In traditional Resident Evil fashion there is a healthy item and combination system that allows you to collect materials and create useful items including handgun ammo, health kits, stimulants and more.
Managing your items is a game within a game, as you’re limited to 12 item slots. It doesn’t sound too terrible when you consider that herbs or healing items take one slot and can stack, but toss in the other items, larger weapons and materials for recipes and all of the sudden you find yourself organizing your inventory while being chased down by monsters.
Rather than a constant stream of enemies, Resident Evil 7 keeps the action going with the looming threat of “The Family” – invulnerable psychos who wander the grounds in different stages. Much of the tension relies on you staying out of their sight, and when they do see you, having a good understanding of the map to get away and be able to hide until they leave and you can make your way to your next objective. You can temporarily incapacitate your pursuers, but it wastes valuable ammo and resources, so you discover early on it’s best not to be seen so you can save your supplies for the necessary fights.

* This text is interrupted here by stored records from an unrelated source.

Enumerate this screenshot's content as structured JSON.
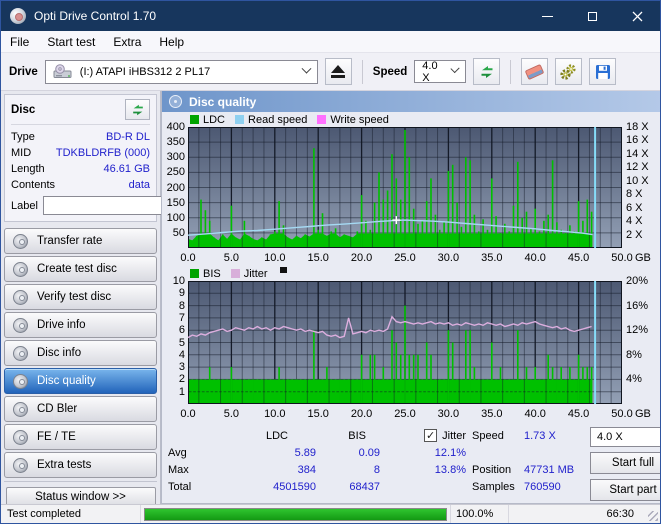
{
  "window": {
    "title": "Opti Drive Control 1.70"
  },
  "menu": [
    "File",
    "Start test",
    "Extra",
    "Help"
  ],
  "toolbar": {
    "drive_label": "Drive",
    "drive_value": "(I:)   ATAPI iHBS312   2 PL17",
    "speed_label": "Speed",
    "speed_value": "4.0 X",
    "icons": [
      "drive-disc-icon",
      "eject-icon",
      "refresh-icon",
      "eraser-icon",
      "gears-icon",
      "save-icon"
    ]
  },
  "sidebar": {
    "disc_panel": {
      "title": "Disc",
      "rows": [
        {
          "label": "Type",
          "value": "BD-R DL"
        },
        {
          "label": "MID",
          "value": "TDKBLDRFB (000)"
        },
        {
          "label": "Length",
          "value": "46.61 GB"
        },
        {
          "label": "Contents",
          "value": "data"
        }
      ],
      "label_label": "Label",
      "label_value": ""
    },
    "nav": [
      {
        "label": "Transfer rate",
        "selected": false
      },
      {
        "label": "Create test disc",
        "selected": false
      },
      {
        "label": "Verify test disc",
        "selected": false
      },
      {
        "label": "Drive info",
        "selected": false
      },
      {
        "label": "Disc info",
        "selected": false
      },
      {
        "label": "Disc quality",
        "selected": true
      },
      {
        "label": "CD Bler",
        "selected": false
      },
      {
        "label": "FE / TE",
        "selected": false
      },
      {
        "label": "Extra tests",
        "selected": false
      }
    ],
    "status_window_label": "Status window >>"
  },
  "main": {
    "header": "Disc quality"
  },
  "chart_data": [
    {
      "type": "bar+line",
      "name": "ldc-read-speed-chart",
      "legend": [
        {
          "label": "LDC",
          "color": "#00a400"
        },
        {
          "label": "Read speed",
          "color": "#8fd0f0"
        },
        {
          "label": "Write speed",
          "color": "#ff70ff"
        }
      ],
      "x_max": 50,
      "x_unit": "GB",
      "x_tick_values": [
        0,
        5,
        10,
        15,
        20,
        25,
        30,
        35,
        40,
        45,
        50
      ],
      "x_ticks": [
        "0.0",
        "5.0",
        "10.0",
        "15.0",
        "20.0",
        "25.0",
        "30.0",
        "35.0",
        "40.0",
        "45.0",
        "50.0"
      ],
      "left_max": 400,
      "left_ticks": [
        400,
        350,
        300,
        250,
        200,
        150,
        100,
        50
      ],
      "right_max": 18,
      "right_ticks": [
        18,
        16,
        14,
        12,
        10,
        8,
        6,
        4,
        2
      ],
      "right_suffix": " X",
      "bar_color": "#00c000",
      "bar_x_step": 0.5,
      "carpet_clip": 48,
      "bars": [
        30,
        25,
        40,
        160,
        125,
        90,
        35,
        25,
        45,
        30,
        140,
        35,
        28,
        90,
        40,
        30,
        25,
        35,
        28,
        45,
        55,
        155,
        75,
        35,
        28,
        40,
        32,
        45,
        38,
        330,
        60,
        115,
        40,
        55,
        65,
        35,
        45,
        40,
        35,
        55,
        175,
        90,
        60,
        150,
        250,
        160,
        190,
        310,
        230,
        160,
        390,
        300,
        130,
        80,
        90,
        155,
        230,
        110,
        60,
        85,
        255,
        275,
        150,
        70,
        300,
        290,
        110,
        55,
        95,
        60,
        230,
        105,
        50,
        80,
        55,
        140,
        285,
        100,
        120,
        65,
        130,
        55,
        90,
        110,
        290,
        85,
        60,
        50,
        75,
        55,
        155,
        90,
        160,
        120
      ],
      "line_axis": "right",
      "line_color": "#a5d9f2",
      "line_points": [
        [
          0,
          1.9
        ],
        [
          2,
          2.1
        ],
        [
          4,
          2.3
        ],
        [
          6,
          2.5
        ],
        [
          8,
          2.6
        ],
        [
          10,
          2.8
        ],
        [
          12,
          3.0
        ],
        [
          14,
          3.2
        ],
        [
          16,
          3.4
        ],
        [
          18,
          3.55
        ],
        [
          20,
          3.75
        ],
        [
          22,
          3.95
        ],
        [
          24,
          4.1
        ],
        [
          25,
          4.15
        ],
        [
          26,
          4.1
        ],
        [
          28,
          4.0
        ],
        [
          30,
          3.85
        ],
        [
          32,
          3.65
        ],
        [
          34,
          3.45
        ],
        [
          36,
          3.25
        ],
        [
          38,
          3.05
        ],
        [
          40,
          2.85
        ],
        [
          42,
          2.6
        ],
        [
          44,
          2.4
        ],
        [
          45.5,
          2.2
        ],
        [
          46.6,
          2.0
        ]
      ],
      "cursor": {
        "x": 24.0,
        "v": 4.15
      },
      "end_marker_x": 46.9,
      "end_marker_color": "#86dcf8"
    },
    {
      "type": "bar+line",
      "name": "bis-jitter-chart",
      "legend": [
        {
          "label": "BIS",
          "color": "#00a400"
        },
        {
          "label": "Jitter",
          "color": "#d8aeda"
        }
      ],
      "extra_icon": "black-square-marker",
      "x_max": 50,
      "x_unit": "GB",
      "x_tick_values": [
        0,
        5,
        10,
        15,
        20,
        25,
        30,
        35,
        40,
        45,
        50
      ],
      "x_ticks": [
        "0.0",
        "5.0",
        "10.0",
        "15.0",
        "20.0",
        "25.0",
        "30.0",
        "35.0",
        "40.0",
        "45.0",
        "50.0"
      ],
      "left_max": 10,
      "left_ticks": [
        10,
        9,
        8,
        7,
        6,
        5,
        4,
        3,
        2,
        1
      ],
      "right_max": 20,
      "right_ticks": [
        20,
        16,
        12,
        8,
        4
      ],
      "right_suffix": "%",
      "bar_color": "#00c000",
      "bar_x_step": 0.5,
      "baseline": 2,
      "bars": [
        2,
        2,
        2,
        2,
        2,
        3,
        2,
        2,
        2,
        2,
        3,
        2,
        2,
        2,
        2,
        2,
        2,
        2,
        2,
        2,
        2,
        3,
        2,
        2,
        2,
        2,
        2,
        2,
        2,
        6,
        2,
        2,
        3,
        2,
        2,
        2,
        2,
        2,
        2,
        2,
        4,
        2,
        4,
        4,
        2,
        3,
        2,
        6,
        5,
        4,
        8,
        4,
        4,
        4,
        2,
        5,
        4,
        2,
        2,
        2,
        6,
        5,
        2,
        2,
        6,
        6,
        3,
        2,
        2,
        2,
        5,
        2,
        3,
        2,
        2,
        2,
        6,
        2,
        3,
        2,
        3,
        2,
        2,
        4,
        3,
        2,
        3,
        2,
        3,
        2,
        4,
        3,
        3,
        3
      ],
      "line_axis": "left",
      "line_color": "#dcaede",
      "line_x_step": 0.5,
      "line_values": [
        5.4,
        5.6,
        5.5,
        5.7,
        5.6,
        5.8,
        5.9,
        6.0,
        6.1,
        5.9,
        6.0,
        6.2,
        6.1,
        6.0,
        6.2,
        6.1,
        6.3,
        6.1,
        6.2,
        6.0,
        6.2,
        6.1,
        6.3,
        6.2,
        6.1,
        6.0,
        6.1,
        5.9,
        6.0,
        5.9,
        5.8,
        5.9,
        5.6,
        5.5,
        5.6,
        5.4,
        5.5,
        7.0,
        5.7,
        5.8,
        5.9,
        5.8,
        6.0,
        5.9,
        6.0,
        5.9,
        6.1,
        7.1,
        6.7,
        6.6,
        6.7,
        6.6,
        6.5,
        6.6,
        6.5,
        6.6,
        6.7,
        6.5,
        6.6,
        6.5,
        6.6,
        6.4,
        6.5,
        6.4,
        6.6,
        6.5,
        6.4,
        6.5,
        6.4,
        6.6,
        6.5,
        6.4,
        6.5,
        6.3,
        6.4,
        6.5,
        6.4,
        6.6,
        6.5,
        6.6,
        6.7,
        6.5,
        6.4,
        6.3,
        6.2,
        6.3,
        6.1,
        6.2,
        6.0,
        5.9,
        6.0,
        6.1,
        6.2,
        6.3
      ],
      "end_marker_x": 46.9,
      "end_marker_color": "#86dcf8"
    }
  ],
  "stats": {
    "col_ldc": "LDC",
    "col_bis": "BIS",
    "col_jitter": "Jitter",
    "jitter_checked": true,
    "check_glyph": "✓",
    "rows": [
      {
        "label": "Avg",
        "ldc": "5.89",
        "bis": "0.09",
        "jitter": "12.1%"
      },
      {
        "label": "Max",
        "ldc": "384",
        "bis": "8",
        "jitter": "13.8%"
      },
      {
        "label": "Total",
        "ldc": "4501590",
        "bis": "68437",
        "jitter": ""
      }
    ],
    "speed_label": "Speed",
    "speed_value": "1.73 X",
    "position_label": "Position",
    "position_value": "47731 MB",
    "samples_label": "Samples",
    "samples_value": "760590",
    "speed_select_value": "4.0 X",
    "start_full_label": "Start full",
    "start_part_label": "Start part"
  },
  "statusbar": {
    "status": "Test completed",
    "progress_percent": 100,
    "percent_label": "100.0%",
    "time": "66:30"
  },
  "colors": {
    "titlebar": "#17365d",
    "selected_nav": "#2264ba",
    "value_text": "#2121cc",
    "chart_bg_top": "#4c5872",
    "chart_bg_bottom": "#93a0b5",
    "bars_green": "#00c000",
    "read_speed_line": "#a5d9f2",
    "jitter_line": "#dcaede",
    "end_marker": "#86dcf8",
    "progress_green": "#1fae1f"
  }
}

While the fear is real, the gameplay can get a bit predictable after a while, and the big confrontations aren’t particularly engaging. Sure, they might require some environmental interaction, but if you’ve got a good grip of shotgun shells and can pace yourself, you won’t encounter too much difficulty.
The story so far is compelling – a well told horror story by any means. What still remains to be seen is how it will tie itself into the larger franchise, and how seamless the integration will be. What role does Umbrella corp have in all this? How and when will they reveal themselves? I’ll be diving back in to find out, but in the meantime I would offer the following take on Resident Evil 7: it’s a refreshing return to survival horror that is currently providing one of the most involved experiences I’ve had on PS4 in a while. My thoughts are with those brave enough to venture into the VR version of the game – I tip my hat to you.
Once more unto the breach!